When I told them that years from now teenagers would be laughing hysterically at THEIR hair and clothes, they refused to believe it. Because their look was definitive. Forever.


I have been wrestling with Moses this week, and how he looked to his followers coming down from the mountain after receiving the Ten Commandments. In a lot of Renaissance art, he is depicted as having horns but this appears to be a possible mistranslation by St. Jerome and the word in question actually means “shining.”

Talk about being misunderstood…

The theologian Richard Rohr gives this interpretation of the First Commandment, “You shall have no other gods before me” (Exodus 20:3): “We are called to let go our our self-image, our status symbols our false self. It will die anyway.
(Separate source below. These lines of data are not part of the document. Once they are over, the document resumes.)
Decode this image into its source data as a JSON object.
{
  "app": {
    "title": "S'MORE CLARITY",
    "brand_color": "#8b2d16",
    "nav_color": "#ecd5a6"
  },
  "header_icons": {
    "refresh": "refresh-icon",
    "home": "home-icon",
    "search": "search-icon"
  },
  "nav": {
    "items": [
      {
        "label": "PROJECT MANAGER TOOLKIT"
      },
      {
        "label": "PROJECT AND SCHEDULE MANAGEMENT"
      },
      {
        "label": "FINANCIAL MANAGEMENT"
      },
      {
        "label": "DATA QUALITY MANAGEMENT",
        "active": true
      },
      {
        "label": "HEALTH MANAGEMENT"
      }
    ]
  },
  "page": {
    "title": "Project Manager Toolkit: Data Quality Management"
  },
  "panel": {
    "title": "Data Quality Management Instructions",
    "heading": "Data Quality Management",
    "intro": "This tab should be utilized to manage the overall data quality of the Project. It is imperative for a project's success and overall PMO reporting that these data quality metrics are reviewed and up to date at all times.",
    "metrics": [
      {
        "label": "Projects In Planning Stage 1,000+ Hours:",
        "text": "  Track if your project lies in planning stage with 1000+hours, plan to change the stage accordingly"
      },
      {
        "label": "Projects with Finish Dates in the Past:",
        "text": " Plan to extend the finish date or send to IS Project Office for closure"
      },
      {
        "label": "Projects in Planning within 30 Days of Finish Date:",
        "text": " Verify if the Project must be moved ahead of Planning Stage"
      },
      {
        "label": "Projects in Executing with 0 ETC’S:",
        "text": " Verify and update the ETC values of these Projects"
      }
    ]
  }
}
So don’t make anything absolute when it is only relative.”

The right physical appearance seems to be an absolute in our culture. What are the absolutes in your own life that are really only relative? That you have elevated to an almost godly status?

And how’s that working for you?

See you in church. (I’ll be wearing white.)



…. So says Archie Bunker, as he sneaks into church and baptizes his grandson in secret because his father is a “dopey atheist”. On the pioneering television sitcom “All in the Family,” Archie’s theology is refreshingly direct, while politically incorrect, at least by today’s standards.

How comfortable would you be labeling yourself publicly as a Christian? Would you prefer to call yourself a seeker? An Episcopalian? A, member of St John’s? Maybe you’re uncomfortable with the whole idea because “it’s complicated.”

Much about our faith IS complicated, including Scriptural passages that make us cringe. One that is cringe-worthy for me appears this Sunday, “The Great Commission,” calling the disciples to go forth “to all nations” and baptize everyone in the name of the Trinity.

Politically incorrect? Oh yes. Outrageous? Probably. Nonetheless, the rallying cry for countless number of “missionaries” over the years and for many Evangelicals today.

As husband Desi says to his wife on another sitcom from the era (“I Love Lucy”), “Lucy, you’ve got some ‘splaining to do.”

More on Sunday….

See you in church. And check out Joey’s Baptism